£28000 - £32000 per annum + pension + holidays: The Jenrick Group: Maintenance...

The Jenrick Group: World Wide PLC Service Engineer

£30000 - £38000 per annum + pesion + holidays: The Jenrick Group: World Wide S...

Day In a Page

Isis in Iraq: Yazidi girls killing themselves to escape rape and imprisonment by militants

'Jilan killed herself in the bathroom. She cut her wrists and hanged herself'

Yazidi girls killing themselves to escape rape and imprisonment
Ed Balls interview: 'If I think about the deficit when I'm playing the piano, it all goes wrong'

Ed Balls interview

'If I think about the deficit when I'm playing the piano, it all goes wrong'
He's behind you, dude!

US stars in UK panto

From David Hasselhoff to Jerry Hall
Grace Dent's Christmas Quiz: What are you – a festive curmudgeon or top of the tree?

Grace Dent's Christmas Quiz

What are you – a festive curmudgeon or top of the tree?
Nasa planning to build cloud cities in airships above Venus

Nasa planning to build cloud cities in airships above Venus

Planet’s surface is inhospitable to humans but 30 miles above it is almost perfect
Surrounded by high-rise flats is a little house filled with Lebanon’s history - clocks, rifles, frogmen’s uniforms and colonial helmets

Clocks, rifles, swords, frogmen’s uniforms

Surrounded by high-rise flats is a little house filled with Lebanon’s history
Return to Gaza: Four months on, the wounds left by Israel's bombardment have not yet healed

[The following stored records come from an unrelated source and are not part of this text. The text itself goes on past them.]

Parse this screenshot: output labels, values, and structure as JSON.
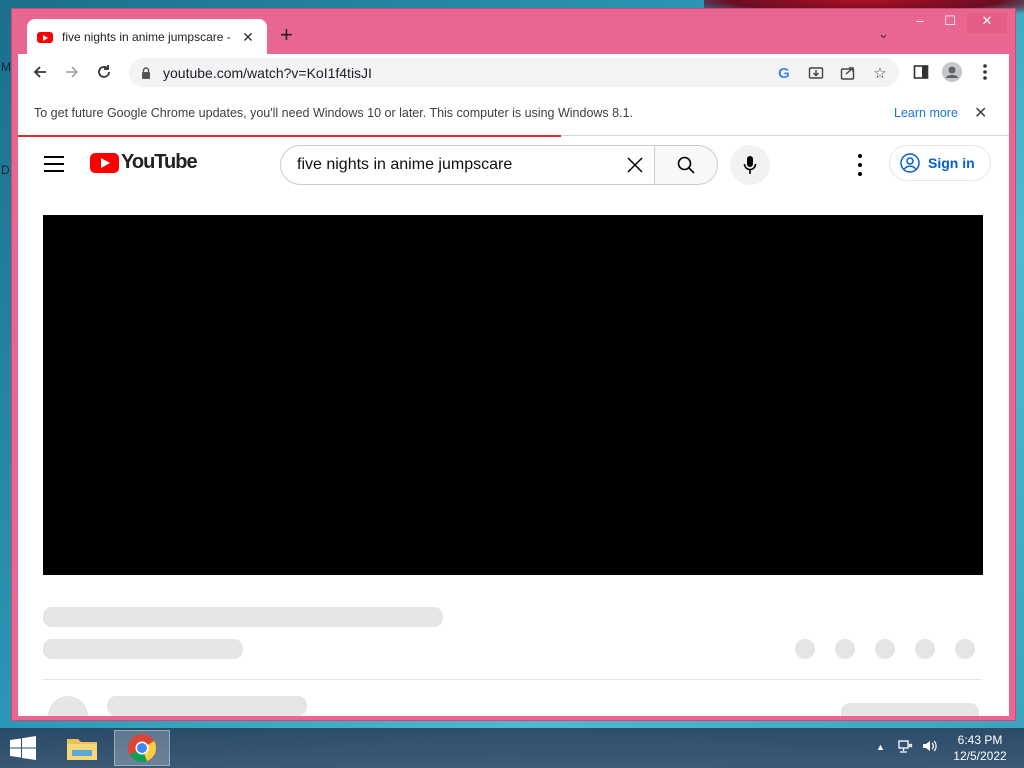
{
  "desktop": {
    "edge_letters": [
      "M",
      "D"
    ]
  },
  "tab": {
    "title": "five nights in anime jumpscare -",
    "close_label": "✕",
    "favicon": "youtube-favicon"
  },
  "window_controls": {
    "minimize": "–",
    "maximize": "☐",
    "close": "✕",
    "tab_search": "⌄",
    "new_tab": "+"
  },
  "address_bar": {
    "url": "youtube.com/watch?v=KoI1f4tisJI"
  },
  "infobar": {
    "message": "To get future Google Chrome updates, you'll need Windows 10 or later. This computer is using Windows 8.1.",
    "learn_more": "Learn more",
    "close": "✕"
  },
  "youtube": {
    "logo_text": "YouTube",
    "search_value": "five nights in anime jumpscare",
    "signin_label": "Sign in"
  },
  "taskbar": {
    "time": "6:43 PM",
    "date": "12/5/2022",
    "tray_arrow": "▲"
  },
  "colors": {
    "window_frame": "#e8668f",
    "youtube_red": "#ff0000",
    "link_blue": "#065fd4",
    "load_bar": "#e3262b"
  }
}
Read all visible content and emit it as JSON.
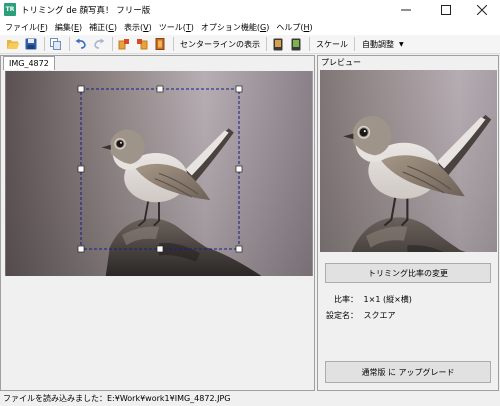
{
  "window": {
    "title": "トリミング de 顔写真！ フリー版",
    "icon_label": "TR"
  },
  "menu": [
    {
      "label": "ファイル(",
      "key": "F",
      "close": ")"
    },
    {
      "label": "編集(",
      "key": "E",
      "close": ")"
    },
    {
      "label": "補正(",
      "key": "C",
      "close": ")"
    },
    {
      "label": "表示(",
      "key": "V",
      "close": ")"
    },
    {
      "label": "ツール(",
      "key": "T",
      "close": ")"
    },
    {
      "label": "オプション機能(",
      "key": "G",
      "close": ")"
    },
    {
      "label": "ヘルプ(",
      "key": "H",
      "close": ")"
    }
  ],
  "toolbar": {
    "centerline_label": "センターラインの表示",
    "scale_label": "スケール",
    "adjust_label": "自動調整"
  },
  "image_tab": "IMG_4872",
  "preview": {
    "label": "プレビュー",
    "change_ratio_button": "トリミング比率の変更",
    "ratio_label": "比率：",
    "ratio_value": "1×1 (縦×横)",
    "setting_label": "設定名：",
    "setting_value": "スクエア",
    "upgrade_button": "通常版 に アップグレード"
  },
  "status": "ファイルを読み込みました：E:¥Work¥work1¥IMG_4872.JPG",
  "colors": {
    "crop_border": "#1a1a8a",
    "app_icon": "#2aa07a",
    "bird_body": "#d8d2cc",
    "bird_wing": "#8a7d70"
  }
}
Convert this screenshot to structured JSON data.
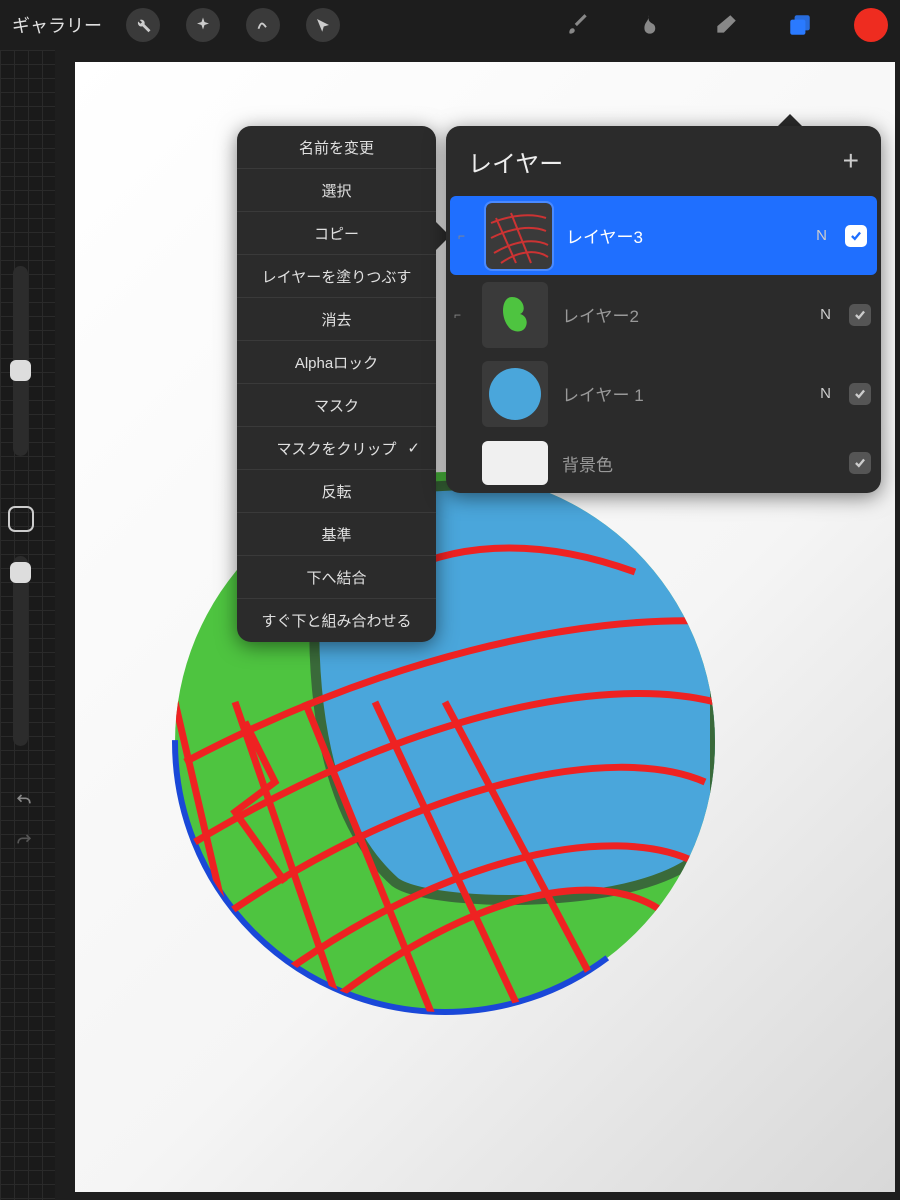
{
  "toolbar": {
    "gallery": "ギャラリー",
    "icons": {
      "wrench": "wrench-icon",
      "adjust": "adjust-icon",
      "select": "select-icon",
      "arrow": "cursor-icon",
      "brush": "brush-icon",
      "smudge": "smudge-icon",
      "eraser": "eraser-icon",
      "layers": "layers-icon",
      "color": "color-icon"
    },
    "color": "#ee2c20"
  },
  "context_menu": {
    "items": [
      {
        "label": "名前を変更",
        "checked": false
      },
      {
        "label": "選択",
        "checked": false
      },
      {
        "label": "コピー",
        "checked": false
      },
      {
        "label": "レイヤーを塗りつぶす",
        "checked": false
      },
      {
        "label": "消去",
        "checked": false
      },
      {
        "label": "Alphaロック",
        "checked": false
      },
      {
        "label": "マスク",
        "checked": false
      },
      {
        "label": "マスクをクリップ",
        "checked": true
      },
      {
        "label": "反転",
        "checked": false
      },
      {
        "label": "基準",
        "checked": false
      },
      {
        "label": "下へ結合",
        "checked": false
      },
      {
        "label": "すぐ下と組み合わせる",
        "checked": false
      }
    ]
  },
  "layers_panel": {
    "title": "レイヤー",
    "add_label": "+",
    "layers": [
      {
        "name": "レイヤー3",
        "blend": "N",
        "visible": true,
        "selected": true,
        "clipped": true
      },
      {
        "name": "レイヤー2",
        "blend": "N",
        "visible": true,
        "selected": false,
        "clipped": true
      },
      {
        "name": "レイヤー 1",
        "blend": "N",
        "visible": true,
        "selected": false,
        "clipped": false
      }
    ],
    "background": {
      "name": "背景色",
      "visible": true
    }
  }
}
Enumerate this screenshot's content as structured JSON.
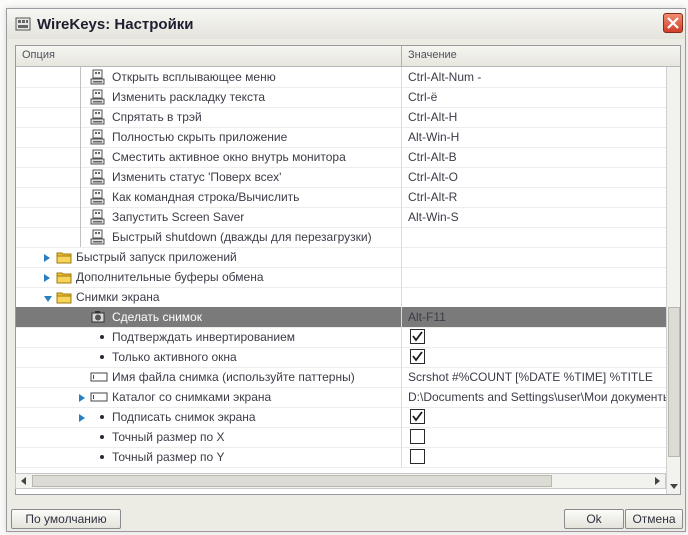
{
  "window": {
    "title": "WireKeys: Настройки",
    "app_icon": "wirekeys-app-icon",
    "close_icon": "close-icon"
  },
  "columns": {
    "option": "Опция",
    "value": "Значение"
  },
  "rows": [
    {
      "label": "Открыть всплывающее меню",
      "value": "Ctrl-Alt-Num -",
      "kind": "action"
    },
    {
      "label": "Изменить раскладку текста",
      "value": "Ctrl-ё",
      "kind": "action"
    },
    {
      "label": "Спрятать в трэй",
      "value": "Ctrl-Alt-H",
      "kind": "action"
    },
    {
      "label": "Полностью скрыть приложение",
      "value": "Alt-Win-H",
      "kind": "action"
    },
    {
      "label": "Сместить активное окно внутрь монитора",
      "value": "Ctrl-Alt-B",
      "kind": "action"
    },
    {
      "label": "Изменить статус 'Поверх всех'",
      "value": "Ctrl-Alt-O",
      "kind": "action"
    },
    {
      "label": "Как командная строка/Вычислить",
      "value": "Ctrl-Alt-R",
      "kind": "action"
    },
    {
      "label": "Запустить Screen Saver",
      "value": "Alt-Win-S",
      "kind": "action"
    },
    {
      "label": "Быстрый shutdown (дважды для перезагрузки)",
      "value": "",
      "kind": "action"
    },
    {
      "label": "Быстрый запуск приложений",
      "value": "",
      "kind": "folder"
    },
    {
      "label": "Дополнительные буферы обмена",
      "value": "",
      "kind": "folder"
    },
    {
      "label": "Снимки экрана",
      "value": "",
      "kind": "folder-open"
    },
    {
      "label": "Сделать снимок",
      "value": "Alt-F11",
      "kind": "camera"
    },
    {
      "label": "Подтверждать инвертированием",
      "checked": true,
      "kind": "check"
    },
    {
      "label": "Только активного окна",
      "checked": true,
      "kind": "check"
    },
    {
      "label": "Имя файла снимка (используйте паттерны)",
      "value": "Scrshot #%COUNT [%DATE %TIME] %TITLE",
      "kind": "field"
    },
    {
      "label": "Каталог со снимками экрана",
      "value": "D:\\Documents and Settings\\user\\Мои документы",
      "kind": "field-expand"
    },
    {
      "label": "Подписать снимок экрана",
      "checked": true,
      "kind": "check-expand"
    },
    {
      "label": "Точный размер по X",
      "checked": false,
      "kind": "check"
    },
    {
      "label": "Точный размер по Y",
      "checked": false,
      "kind": "check"
    }
  ],
  "selected_row": "Сделать снимок",
  "buttons": {
    "default": "По умолчанию",
    "ok": "Ok",
    "cancel": "Отмена"
  },
  "colors": {
    "selection": "#7a7a7a",
    "folder": "#f1c232",
    "expander": "#2a7fc0",
    "close": "#d84a30"
  }
}
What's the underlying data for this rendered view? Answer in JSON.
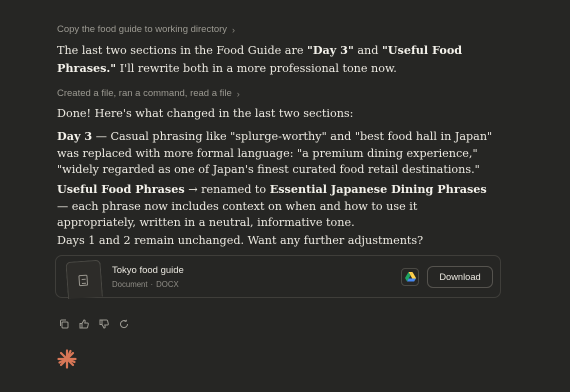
{
  "steps": {
    "copy_label": "Copy the food guide to working directory",
    "edit_label": "Created a file, ran a command, read a file"
  },
  "intro": {
    "before": "The last two sections in the Food Guide are ",
    "section1": "\"Day 3\"",
    "and": " and ",
    "section2": "\"Useful Food Phrases.\"",
    "after": " I'll rewrite both in a more professional tone now."
  },
  "summary_heading": "Done! Here's what changed in the last two sections:",
  "day3": {
    "label": "Day 3",
    "text": " — Casual phrasing like \"splurge-worthy\" and \"best food hall in Japan\" was replaced with more formal language: \"a premium dining experience,\" \"widely regarded as one of Japan's finest curated food retail destinations.\""
  },
  "phrases": {
    "label": "Useful Food Phrases",
    "arrow": " → renamed to ",
    "new_label": "Essential Japanese Dining Phrases",
    "text": " — each phrase now includes context on when and how to use it appropriately, written in a neutral, informative tone."
  },
  "closing": "Days 1 and 2 remain unchanged. Want any further adjustments?",
  "file_card": {
    "name": "Tokyo food guide",
    "type": "Document",
    "separator": "·",
    "format": "DOCX",
    "gdrive_icon": "google-drive-icon",
    "download_label": "Download"
  },
  "actions": [
    "copy-icon",
    "thumbs-up-icon",
    "thumbs-down-icon",
    "retry-icon"
  ],
  "colors": {
    "background": "#262624",
    "text": "#ece9e1",
    "muted": "#9c9a92",
    "accent": "#d97757"
  }
}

Four months after the bombardment, Gaza’s wounds are yet to heal

Kim Sengupta is reunited with a man whose plight mirrors the suffering of the Palestinian people
Gastric surgery: Is it really the answer to the UK's obesity epidemic?

Is gastric surgery really the answer to the UK's obesity epidemic?

Critics argue that it’s crazy to operate on healthy people just to stop them eating
Homeless Veterans appeal: Christmas charity auction Part 2 - now LIVE

Homeless Veterans appeal: Christmas charity auction

Bid on original art, or trips of a lifetime to Africa or the 'Corrie' set, and help Homeless Veterans
Pantomime rings the changes to welcome autistic theatre-goers

Autism-friendly theatre

Pantomime leads the pack in quest to welcome all
The week Hollywood got scared and had to grow up a bit

The week Hollywood got scared and had to grow up a bit

Sony suffered a chorus of disapproval after it withdrew 'The Interview', but it's not too late for it to take a stand, says Joan Smith
From Widow Twankey to Mother Goose, how do the men who play panto dames get themselves ready for the performance of a lifetime?

Panto dames: before and after

From Widow Twankey to Mother Goose, how do the men who play panto dames get themselves ready for the performance of a lifetime?
Thirties murder mystery novel is surprise runaway Christmas hit

Thirties murder mystery novel is surprise runaway Christmas hit

Booksellers say readers are turning away from dark modern thrillers and back to the golden age of crime writing
Anne-Marie Huby: 'Charities deserve the best,' says founder of JustGiving

Anne-Marie Huby: 'Charities deserve the best'

Ten million of us have used the JustGiving website to donate to good causes. Its co-founder says that being dynamic is as important as being kind
The botanist who hunts for giant trees at Kew Gardens

The man who hunts giants

A Kew Gardens botanist has found 25 new large tree species - and he's sure there are more out there